**What to work on**
Go over the lines below, and when one contains the word "JSON", copy it.

[[ Information shown open ]]

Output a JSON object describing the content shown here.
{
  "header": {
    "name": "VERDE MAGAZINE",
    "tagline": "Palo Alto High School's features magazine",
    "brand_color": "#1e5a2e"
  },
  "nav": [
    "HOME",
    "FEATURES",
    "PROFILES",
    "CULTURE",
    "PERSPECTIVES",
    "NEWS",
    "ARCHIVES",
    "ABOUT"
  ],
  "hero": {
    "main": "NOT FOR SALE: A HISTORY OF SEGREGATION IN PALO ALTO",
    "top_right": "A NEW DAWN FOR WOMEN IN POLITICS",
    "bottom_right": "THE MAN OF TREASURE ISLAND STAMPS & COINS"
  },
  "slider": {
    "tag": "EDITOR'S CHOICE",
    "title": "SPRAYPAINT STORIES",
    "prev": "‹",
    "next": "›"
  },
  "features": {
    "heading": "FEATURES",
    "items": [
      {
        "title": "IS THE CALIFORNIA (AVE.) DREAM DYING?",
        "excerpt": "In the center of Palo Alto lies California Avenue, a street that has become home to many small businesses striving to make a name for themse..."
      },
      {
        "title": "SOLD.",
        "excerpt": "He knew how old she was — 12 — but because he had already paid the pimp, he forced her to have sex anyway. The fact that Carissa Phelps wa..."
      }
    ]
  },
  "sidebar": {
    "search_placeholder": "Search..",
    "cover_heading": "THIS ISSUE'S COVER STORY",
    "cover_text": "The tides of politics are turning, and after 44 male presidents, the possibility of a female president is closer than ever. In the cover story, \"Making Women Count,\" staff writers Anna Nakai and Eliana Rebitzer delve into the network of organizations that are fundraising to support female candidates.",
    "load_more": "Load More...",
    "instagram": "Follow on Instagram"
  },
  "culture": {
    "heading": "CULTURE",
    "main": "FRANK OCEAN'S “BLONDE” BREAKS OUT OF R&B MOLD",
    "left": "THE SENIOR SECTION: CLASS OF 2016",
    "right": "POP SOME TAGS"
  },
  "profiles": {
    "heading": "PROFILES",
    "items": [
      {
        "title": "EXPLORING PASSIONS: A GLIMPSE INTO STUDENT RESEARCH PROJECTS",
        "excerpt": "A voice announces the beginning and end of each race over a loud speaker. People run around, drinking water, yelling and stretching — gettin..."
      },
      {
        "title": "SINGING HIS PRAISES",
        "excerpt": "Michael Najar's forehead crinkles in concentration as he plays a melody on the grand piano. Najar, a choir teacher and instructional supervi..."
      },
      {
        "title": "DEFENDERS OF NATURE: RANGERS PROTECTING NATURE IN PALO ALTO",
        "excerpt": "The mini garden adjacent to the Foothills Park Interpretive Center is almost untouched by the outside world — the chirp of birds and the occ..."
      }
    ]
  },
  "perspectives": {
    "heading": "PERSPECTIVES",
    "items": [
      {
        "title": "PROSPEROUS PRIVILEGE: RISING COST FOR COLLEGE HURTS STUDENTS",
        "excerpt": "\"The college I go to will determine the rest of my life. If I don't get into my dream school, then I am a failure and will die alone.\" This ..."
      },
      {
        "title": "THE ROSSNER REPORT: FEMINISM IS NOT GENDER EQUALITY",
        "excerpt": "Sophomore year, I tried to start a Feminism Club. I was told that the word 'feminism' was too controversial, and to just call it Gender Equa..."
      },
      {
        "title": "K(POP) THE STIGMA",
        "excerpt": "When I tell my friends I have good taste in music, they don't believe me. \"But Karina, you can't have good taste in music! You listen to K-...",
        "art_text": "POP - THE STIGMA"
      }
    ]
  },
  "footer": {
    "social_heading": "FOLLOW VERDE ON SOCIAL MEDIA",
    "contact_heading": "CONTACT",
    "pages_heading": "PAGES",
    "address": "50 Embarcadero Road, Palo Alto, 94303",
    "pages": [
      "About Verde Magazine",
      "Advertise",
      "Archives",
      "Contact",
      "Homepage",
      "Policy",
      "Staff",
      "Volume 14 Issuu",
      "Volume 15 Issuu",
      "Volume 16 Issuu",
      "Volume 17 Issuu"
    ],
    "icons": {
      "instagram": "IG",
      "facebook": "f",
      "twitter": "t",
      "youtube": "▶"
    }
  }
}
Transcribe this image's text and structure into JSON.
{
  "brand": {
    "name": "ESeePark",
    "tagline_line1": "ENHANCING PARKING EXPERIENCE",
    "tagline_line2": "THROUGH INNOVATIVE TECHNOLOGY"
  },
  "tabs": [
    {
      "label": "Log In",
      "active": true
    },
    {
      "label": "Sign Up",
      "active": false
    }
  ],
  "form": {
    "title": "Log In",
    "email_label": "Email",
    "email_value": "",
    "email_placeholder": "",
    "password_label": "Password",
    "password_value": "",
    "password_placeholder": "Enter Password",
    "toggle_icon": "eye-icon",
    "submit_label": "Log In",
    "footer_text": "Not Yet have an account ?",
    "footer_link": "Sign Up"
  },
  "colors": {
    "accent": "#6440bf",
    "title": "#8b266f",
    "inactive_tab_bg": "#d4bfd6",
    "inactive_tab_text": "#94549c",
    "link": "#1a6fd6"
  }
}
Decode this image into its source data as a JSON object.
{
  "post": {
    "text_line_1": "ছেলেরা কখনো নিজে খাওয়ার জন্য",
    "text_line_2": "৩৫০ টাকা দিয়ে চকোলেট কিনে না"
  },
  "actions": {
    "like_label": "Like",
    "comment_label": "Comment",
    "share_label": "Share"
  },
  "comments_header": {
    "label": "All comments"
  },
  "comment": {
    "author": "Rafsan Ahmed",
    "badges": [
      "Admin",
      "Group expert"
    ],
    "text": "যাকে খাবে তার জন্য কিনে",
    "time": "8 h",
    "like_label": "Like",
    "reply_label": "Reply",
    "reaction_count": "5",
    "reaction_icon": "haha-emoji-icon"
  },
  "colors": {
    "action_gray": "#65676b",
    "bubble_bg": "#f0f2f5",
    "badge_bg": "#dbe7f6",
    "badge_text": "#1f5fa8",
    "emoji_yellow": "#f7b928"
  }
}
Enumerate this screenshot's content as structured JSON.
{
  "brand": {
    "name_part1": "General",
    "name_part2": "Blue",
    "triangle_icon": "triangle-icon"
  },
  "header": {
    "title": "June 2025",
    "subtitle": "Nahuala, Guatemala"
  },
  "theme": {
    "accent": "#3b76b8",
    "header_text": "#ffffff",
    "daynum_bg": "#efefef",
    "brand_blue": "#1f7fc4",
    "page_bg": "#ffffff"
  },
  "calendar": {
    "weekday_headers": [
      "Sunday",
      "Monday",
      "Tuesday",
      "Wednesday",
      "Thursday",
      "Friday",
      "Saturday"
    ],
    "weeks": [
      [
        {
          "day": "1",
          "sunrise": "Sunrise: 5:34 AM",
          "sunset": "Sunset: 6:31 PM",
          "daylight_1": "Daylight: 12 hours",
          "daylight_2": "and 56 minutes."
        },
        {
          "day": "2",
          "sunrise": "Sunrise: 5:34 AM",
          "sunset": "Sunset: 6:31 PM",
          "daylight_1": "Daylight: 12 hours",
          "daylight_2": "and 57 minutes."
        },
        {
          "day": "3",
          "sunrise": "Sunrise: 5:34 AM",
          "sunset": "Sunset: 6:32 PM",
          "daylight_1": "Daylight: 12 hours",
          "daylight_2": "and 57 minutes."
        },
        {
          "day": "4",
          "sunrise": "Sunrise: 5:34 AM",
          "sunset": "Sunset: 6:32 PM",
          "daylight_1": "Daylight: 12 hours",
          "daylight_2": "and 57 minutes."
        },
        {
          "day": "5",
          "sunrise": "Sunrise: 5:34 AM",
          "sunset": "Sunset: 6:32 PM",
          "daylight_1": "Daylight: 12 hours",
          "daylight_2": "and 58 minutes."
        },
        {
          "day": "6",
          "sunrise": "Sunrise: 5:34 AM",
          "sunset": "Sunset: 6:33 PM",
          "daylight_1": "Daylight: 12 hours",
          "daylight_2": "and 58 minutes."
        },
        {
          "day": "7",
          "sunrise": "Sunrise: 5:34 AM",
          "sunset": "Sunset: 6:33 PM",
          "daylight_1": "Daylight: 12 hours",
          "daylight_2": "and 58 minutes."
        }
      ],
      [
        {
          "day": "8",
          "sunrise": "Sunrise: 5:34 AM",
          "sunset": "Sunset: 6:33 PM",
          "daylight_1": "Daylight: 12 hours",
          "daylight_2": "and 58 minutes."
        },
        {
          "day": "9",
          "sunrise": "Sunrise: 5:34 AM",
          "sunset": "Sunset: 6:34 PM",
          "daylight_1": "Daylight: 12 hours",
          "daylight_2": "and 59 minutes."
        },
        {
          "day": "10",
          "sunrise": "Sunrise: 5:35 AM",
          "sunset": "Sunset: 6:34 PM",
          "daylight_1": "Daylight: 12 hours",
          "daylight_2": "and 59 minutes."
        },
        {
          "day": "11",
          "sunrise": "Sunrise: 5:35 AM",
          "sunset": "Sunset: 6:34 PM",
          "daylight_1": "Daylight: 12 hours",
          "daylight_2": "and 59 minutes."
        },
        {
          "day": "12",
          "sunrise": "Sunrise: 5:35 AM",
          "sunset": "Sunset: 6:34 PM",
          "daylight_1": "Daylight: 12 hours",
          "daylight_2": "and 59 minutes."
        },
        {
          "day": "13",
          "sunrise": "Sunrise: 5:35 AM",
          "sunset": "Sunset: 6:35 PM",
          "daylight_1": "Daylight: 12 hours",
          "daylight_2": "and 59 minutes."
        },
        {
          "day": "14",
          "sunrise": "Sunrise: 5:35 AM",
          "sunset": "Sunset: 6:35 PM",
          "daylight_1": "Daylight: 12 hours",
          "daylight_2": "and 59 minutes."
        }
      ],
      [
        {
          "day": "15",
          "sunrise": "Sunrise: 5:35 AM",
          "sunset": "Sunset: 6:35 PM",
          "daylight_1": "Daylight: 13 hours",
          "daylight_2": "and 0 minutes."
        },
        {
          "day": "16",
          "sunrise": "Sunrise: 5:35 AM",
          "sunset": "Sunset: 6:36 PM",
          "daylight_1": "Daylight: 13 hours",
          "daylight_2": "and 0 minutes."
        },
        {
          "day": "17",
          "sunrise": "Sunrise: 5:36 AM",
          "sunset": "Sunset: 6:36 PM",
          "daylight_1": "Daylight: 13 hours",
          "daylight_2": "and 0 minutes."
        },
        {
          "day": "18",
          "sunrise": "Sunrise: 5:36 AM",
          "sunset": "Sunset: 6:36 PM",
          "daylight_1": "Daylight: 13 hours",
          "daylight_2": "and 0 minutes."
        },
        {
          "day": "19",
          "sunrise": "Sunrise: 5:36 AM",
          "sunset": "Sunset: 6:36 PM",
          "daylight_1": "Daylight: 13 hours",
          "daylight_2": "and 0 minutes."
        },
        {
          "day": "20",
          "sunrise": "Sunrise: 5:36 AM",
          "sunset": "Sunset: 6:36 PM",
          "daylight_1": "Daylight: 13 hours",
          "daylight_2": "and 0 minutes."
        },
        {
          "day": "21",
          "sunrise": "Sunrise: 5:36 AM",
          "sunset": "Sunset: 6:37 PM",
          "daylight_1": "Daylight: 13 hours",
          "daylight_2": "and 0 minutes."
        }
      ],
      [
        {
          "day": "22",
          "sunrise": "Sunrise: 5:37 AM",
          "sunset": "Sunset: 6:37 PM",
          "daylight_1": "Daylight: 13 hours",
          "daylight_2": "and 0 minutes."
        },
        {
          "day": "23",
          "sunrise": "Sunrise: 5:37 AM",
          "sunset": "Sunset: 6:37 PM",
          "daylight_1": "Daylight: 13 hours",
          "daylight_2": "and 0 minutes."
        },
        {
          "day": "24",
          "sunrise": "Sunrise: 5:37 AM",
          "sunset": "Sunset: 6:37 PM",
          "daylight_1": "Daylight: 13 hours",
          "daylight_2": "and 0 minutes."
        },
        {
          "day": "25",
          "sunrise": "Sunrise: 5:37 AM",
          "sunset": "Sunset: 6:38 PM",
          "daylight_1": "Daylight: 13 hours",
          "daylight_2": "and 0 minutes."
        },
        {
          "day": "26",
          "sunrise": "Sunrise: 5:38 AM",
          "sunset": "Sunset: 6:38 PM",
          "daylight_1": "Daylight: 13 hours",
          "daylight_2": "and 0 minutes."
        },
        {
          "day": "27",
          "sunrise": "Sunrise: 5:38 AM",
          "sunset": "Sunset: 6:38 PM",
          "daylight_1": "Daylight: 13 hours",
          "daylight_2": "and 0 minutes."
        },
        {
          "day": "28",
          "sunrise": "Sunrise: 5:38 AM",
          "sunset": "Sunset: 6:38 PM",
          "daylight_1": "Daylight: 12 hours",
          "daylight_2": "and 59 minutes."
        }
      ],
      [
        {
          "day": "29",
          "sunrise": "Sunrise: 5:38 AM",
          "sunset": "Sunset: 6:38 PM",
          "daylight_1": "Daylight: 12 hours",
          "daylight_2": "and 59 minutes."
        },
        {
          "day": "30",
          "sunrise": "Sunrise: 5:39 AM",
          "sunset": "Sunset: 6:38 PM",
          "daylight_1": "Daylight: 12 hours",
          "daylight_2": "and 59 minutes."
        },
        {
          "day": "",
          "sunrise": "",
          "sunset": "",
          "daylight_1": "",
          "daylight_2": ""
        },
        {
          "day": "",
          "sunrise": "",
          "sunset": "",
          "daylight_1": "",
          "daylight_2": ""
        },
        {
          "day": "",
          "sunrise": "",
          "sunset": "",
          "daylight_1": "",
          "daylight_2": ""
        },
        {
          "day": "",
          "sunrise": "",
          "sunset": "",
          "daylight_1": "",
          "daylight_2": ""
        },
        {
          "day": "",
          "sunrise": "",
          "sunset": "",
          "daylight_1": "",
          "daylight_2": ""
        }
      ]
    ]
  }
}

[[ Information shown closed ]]

**Exercise answer**
Output a JSON object describing the content shown here.
Transcribe this image's text and structure into JSON.
Decode this image into its source data as a JSON object.
Enumerate this screenshot's content as structured JSON.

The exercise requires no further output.